calling upon the defendant to show cause why the order should not be
made final and why the ancillary relief claimed in that order should
also not be made final. The restitution order is also personally
served on the defendant.
The rule nisi is an interim
order. As such, it cannot be postponed. It can only be extended, or
discharged or confirmed. It was accordingly not competent for the
rule nisi or restitution order to be postponed. In Gariseb
Mr Justice Hoff made it clear that any practice of postponing
rules nisi to dates to be arranged with the Registrar should
be discouraged since it invariably bears the consequences of
uncertainty and vagueness and opens itself to differing
interpretations. It is clear that neither of the earlier judges
hearing this matter nor I intended to postpone the rule nisi.
Thus the rule is expressly reinstated in these proceedings.
As to whether the rule should be
extended again or made final, it is clear that Mr Mbaeva undertook
to file affidavits and that this was the correct procedure to follow
in this matter, in order for the presiding judge to determine
whether the restitution order should be made final on the ancillary
issues. This is clear from the transcript of proceedings before Mr
Justice Geier.

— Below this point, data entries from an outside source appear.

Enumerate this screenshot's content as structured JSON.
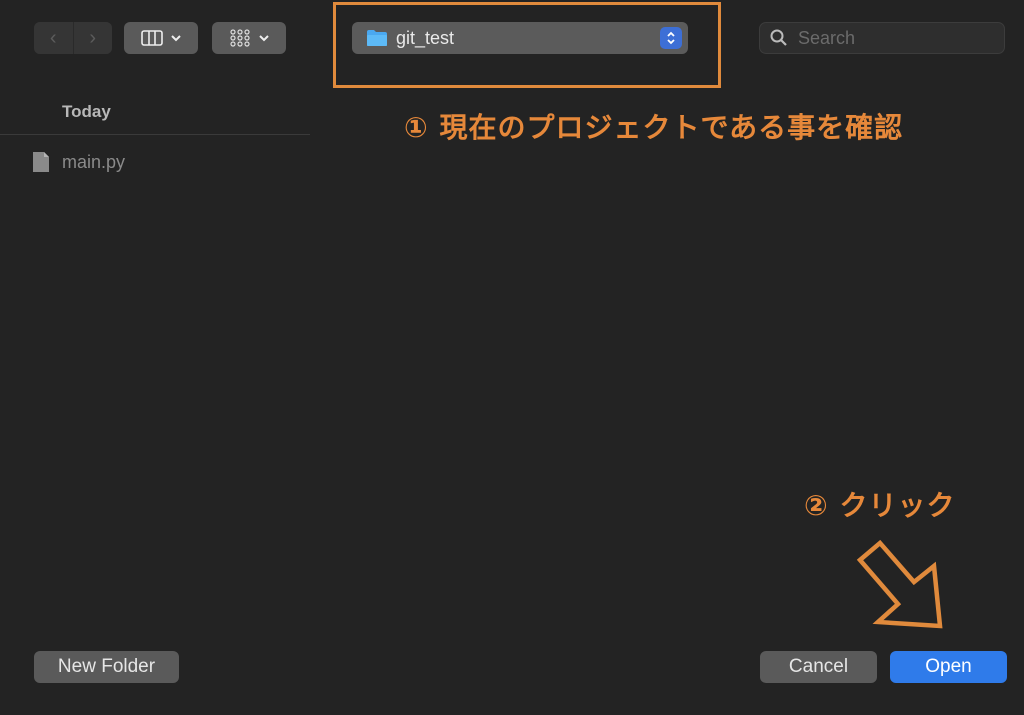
{
  "toolbar": {
    "back_glyph": "‹",
    "forward_glyph": "›",
    "view_mode_icon": "columns-icon",
    "group_icon": "grid-icon",
    "path_popup": {
      "label": "git_test",
      "icon": "folder-icon"
    },
    "search": {
      "placeholder": "Search",
      "value": ""
    }
  },
  "sidebar": {
    "section_header": "Today",
    "files": [
      {
        "name": "main.py",
        "icon": "document-icon"
      }
    ]
  },
  "annotations": {
    "step1": "① 現在のプロジェクトである事を確認",
    "step2": "② クリック",
    "color": "#e6883a"
  },
  "buttons": {
    "new_folder": "New Folder",
    "cancel": "Cancel",
    "open": "Open"
  },
  "colors": {
    "background": "#232323",
    "accent": "#2f7bea",
    "annotation": "#e08a3c"
  }
}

Despite this undertaking, Mr Mbaeva sought to
opportunistically interpret the court order of Mr Justice Geier
(through unfortunately worded) as the granting of leave to defend
the divorce action and misrepresented the true facts, in particular
his undertaking as well as the proper procedure to follow to Mr
Justice Unengu Acting on 19 November 2012.
Section 33(1)(b) of the Legal
dealing with unprofessional or dishonourable or unworthy conduct by
a legal practitioner defines such conduct to inter alia
include wilfully misleading a court or tribunal, or allowing it to
be misled. The learned author CG Marnewick,
stated that counsel’s
duty to the court requires him or her inter alia not to
deceive the court knowingly or recklessly on the facts or the law,
and not to present argument or points which are obviously specious
or frivolous. “Mislead”
is defined in the Concise Oxford Dictionary as “causing
a person to go wrong in conduct or leading astray or in the wrong
direction”. This, unfortunately, is exactly what Mr
Mbaeva , a senior legal practitioner, did. In fact, he went further.
He breached his undertaking to Mr Justice Geier, and thus to the
court, which amounts to contempt of court.
In light of this behaviour, I see no
reason why the defendant should be given the opportunity to do what
was undertaken some time ago on
22 October 2012. This matter
dragged on unnecessarily due to the conduct of the defendant’s
legal practitioner, and after the defendant failed on two separate
occasions to defend proceedings personally served on him and
containing pleadings and annexures indicating exactly the evidence
that the plaintiff would lead at the hearing, as well as the
documentation she would rely on. The failure of the defendant to
defend and the failure of the parties to properly comply with the
court order dated 22 October 2012, coupled with Mr Mbaeva’s
conduct makes it clear that the parties lost their entitlement to
any further chances to lead evidence on the ancillary issues. In the
result the restitution order is made final as set out in the above
As regards the question of costs, I
was initially inclined to grant a costs order de bonis propris.
However, based on what I set out in the above paragraph, I find that
the defendant is also not innocent. The conduct of the defendant,
and in particular his legal practitioner, was clearly vexatious and
a special costs order is warranted, in this case on an attorney and
own client scale.
A copy of this judgment shall be
delivered to the Law Society of Namibia for consideration of its
PLAINTIFF: Ms Saima Nambinga
Of AngulaColeman, Windhoek
DEFENDANT: Mr Mbaeva
Of Mbaeva & Associates, Windhoek
CC: The Law Society of Namibia